Subdivision or condominium development mortgages that cover a large tract of land are blanket mortgages. A blanket mortgage makes possible the sale of individual lots or units, with the proceeds applied to the mortgage, and partial release of the mortgage recorded to clear the title for that lot or unit.
Construction mortgages need special treatment depending on state construction lien law. Often the loan proceeds are placed in escrow with title insurance companies to make certain that the mortgage remains a first lien, with priority over contractors' construction liens.
Open-end mortgages make possible additional advances of money from the lender without the necessity of a new mortgage.
The time of repayment may be extended by a recorded extension of mortgage. Other real estate may be added to the mortgage by a spreading agreement. Mortgaged real estate may be sold, with the buyer taking either "subject to" or by "assuming" the mortgage. In the former case, the buyer acknowledges the existence of the mortgage and, upon default, may lose the title. By assuming the mortgage, the buyer promises to repay the debt and may be personally liable for a deficiency judgment if the sale brings less than the debt.
Lenders regularly assign mortgages to other investors. Assignments with recourse are guarantees by the one who assigns the mortgage that that party will collect the debt; those without recourse do not contain such guarantees. Assignments with recourse usually involve lower-risk properties or those of relatively stable or rising value. Assignments without recourse tend to involve riskier properties. Mortgages assigned without recourse are often sold at a price discounted well below their market value.

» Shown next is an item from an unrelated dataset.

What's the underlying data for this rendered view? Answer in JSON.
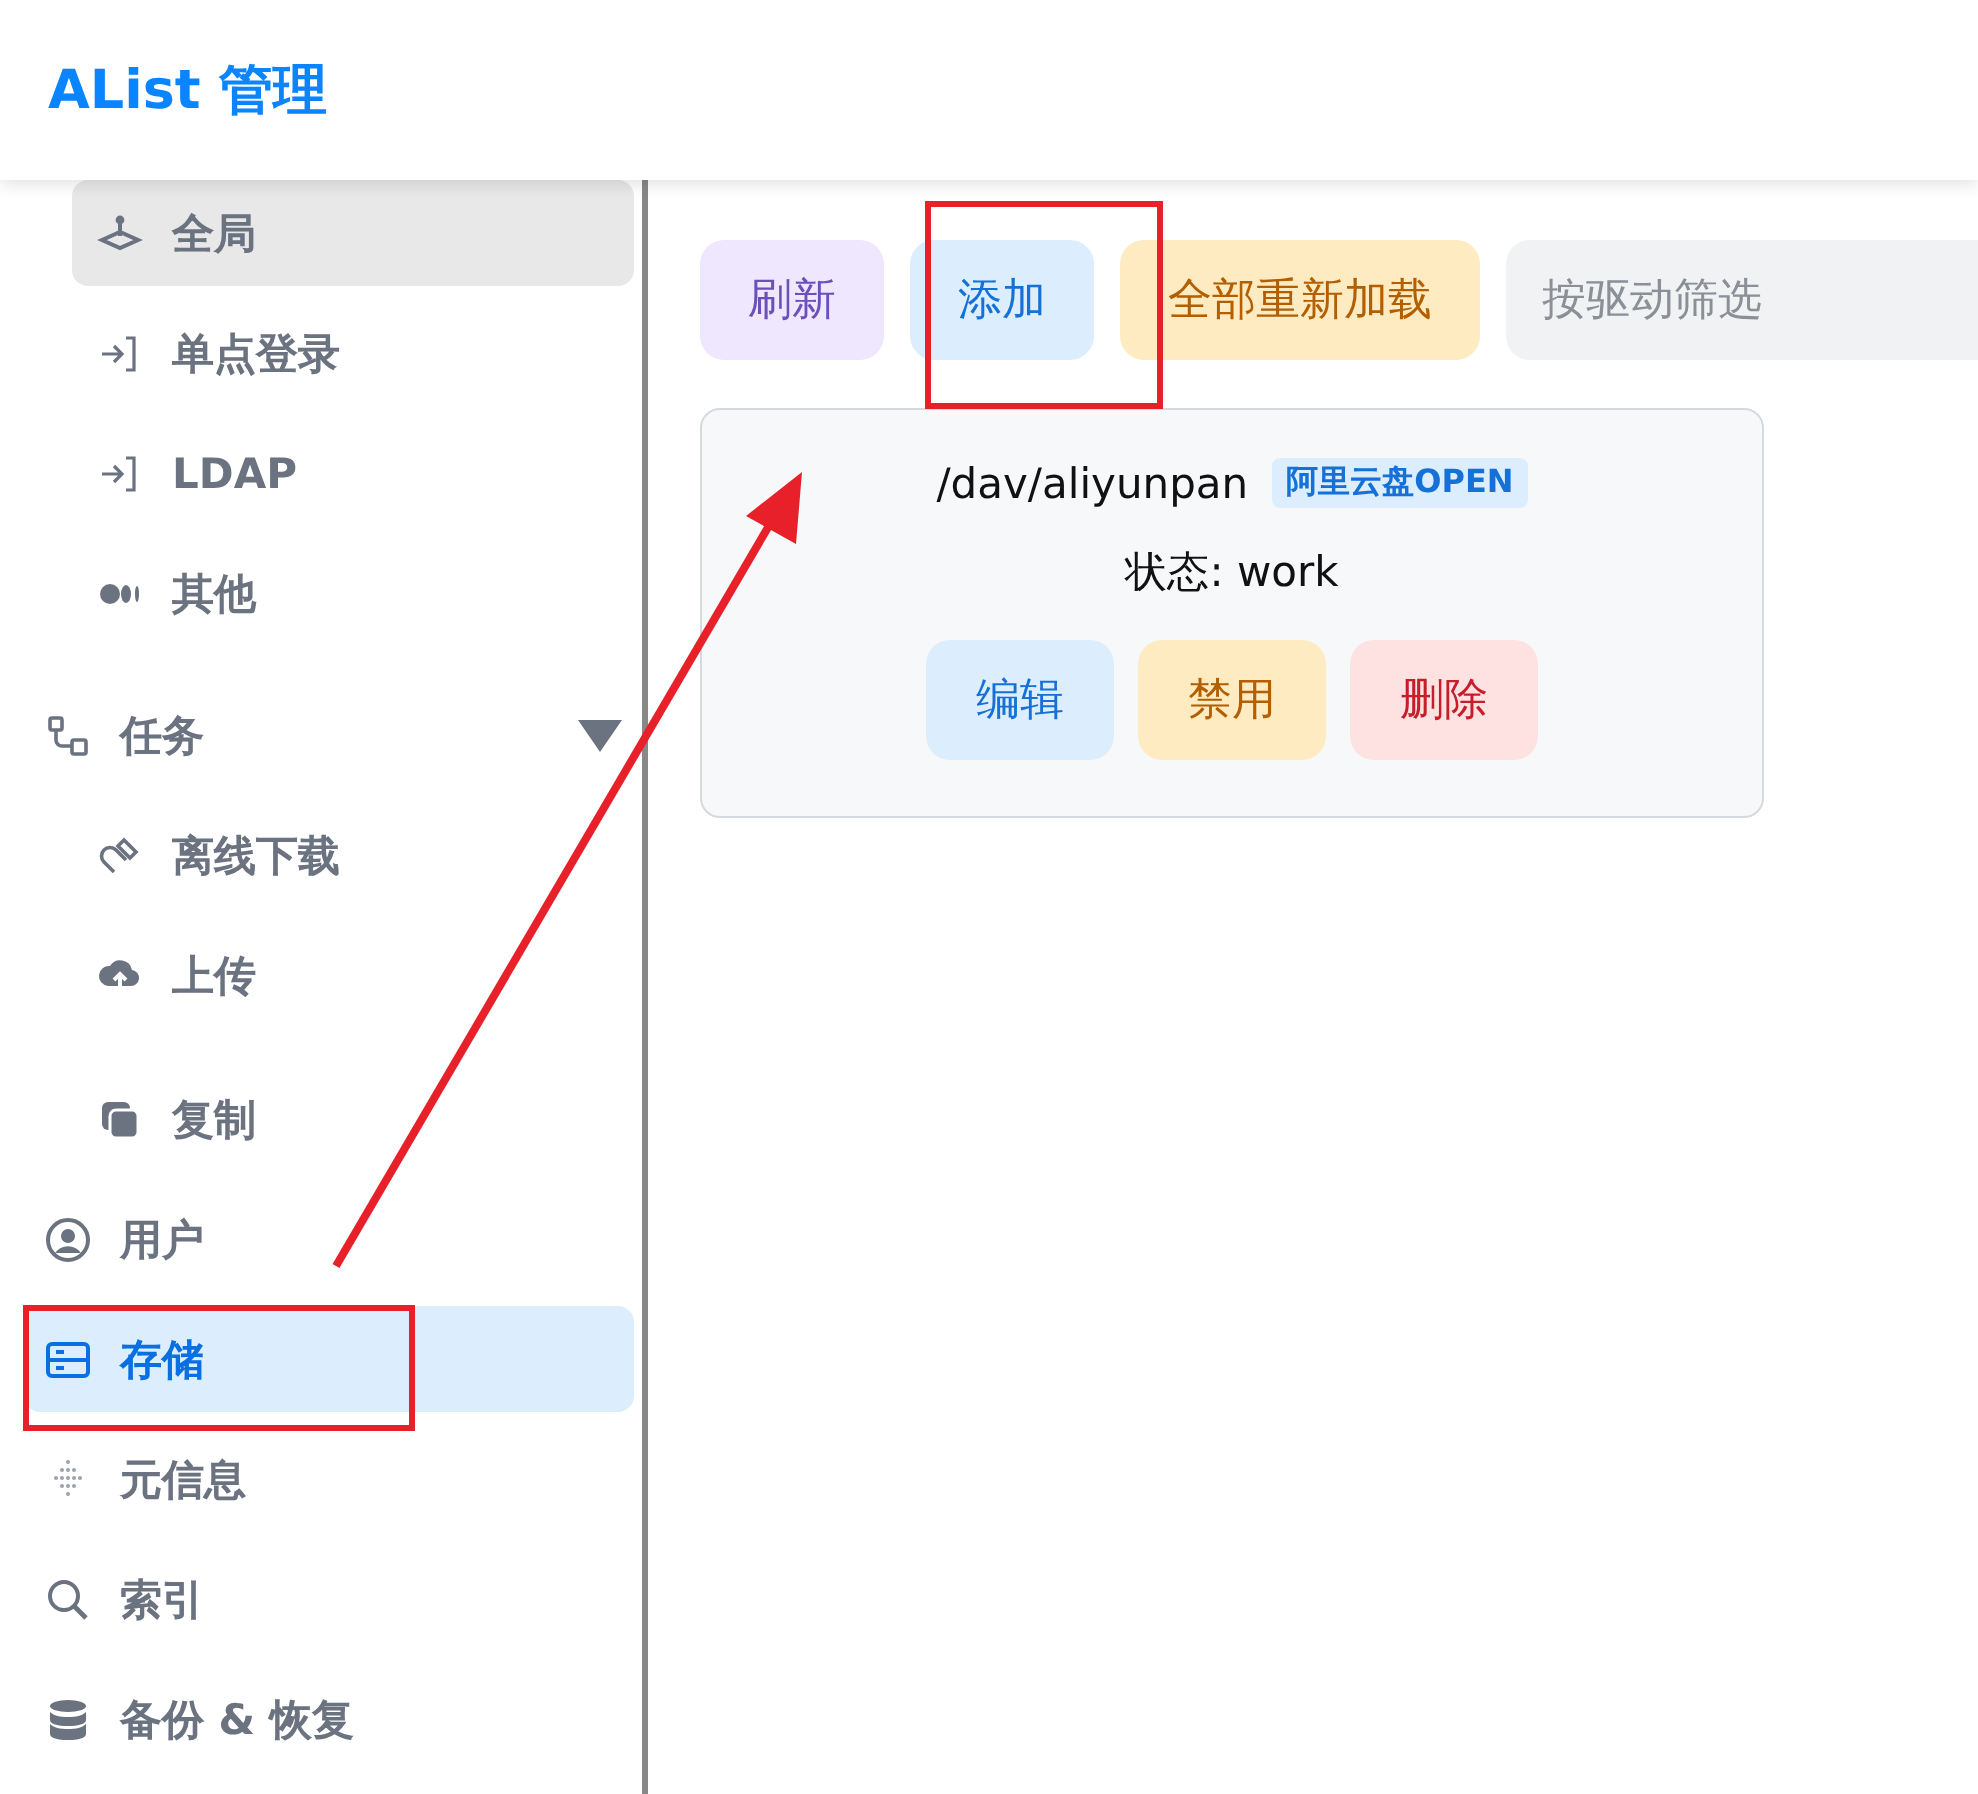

Before the Great Depression of the 1930s, most mortgages were "straight" short-term mortgages, requiring payments of interest and lump-sum principal, with the result that when incomes dropped, many borrowers lost their properties. That risk is minimized today because commercial lenders take fully amortized mortgages, in which part of the periodic payment applies first to interest and then to principal, with the balance reduced to zero at the end of the term.
Several agencies of the federal government have assisted the mortgage market by infusion of capital and by guarantees of repayment of mortgages. The Federal Housing Administration made possible purchases of real estate at low interest rates and with low down payments. The Veterans Administration also guarantees home loans to certain veterans on favorable terms. Both agencies contributed greatly to the growth of the housing market after World War II. In the late 1950s, private corporations began insuring repayment of conventional mortgages.
The Government National Mortgage Association (Ginnie Mae), created by the U.S. government in 1968, makes possible trading in mortgages by investors by guaranteeing mortgages-backed securities.
The Federal National Mortgage Association (Fannie Mae) is a private corporation, chartered by the U.S. government, that bolsters the supply of funds for home mortgages by buying mortgages from banks, insurance companies, and savings and loans.
Inflation in the 1970s made long-term fixed-rate mortgages less attractive to lenders. In response, lenders devised three types of mortgage loans that enable the rate of interest to vary in case of rises in rates: the variable-rate mortgage, graduated payment mortgage, and adjustable-rate mortgages. These mortgages are offered at initial interest rates that are somewhat lower than those for twenty- to thirty-year fixed-rate mortgages.
Home equity loans are typically second mortgages to the holder of the first mortgage, advancing funds based on a percentage of the owner's equity, that is, the amount by which the value of the real estate exceeds the first mortgage balance.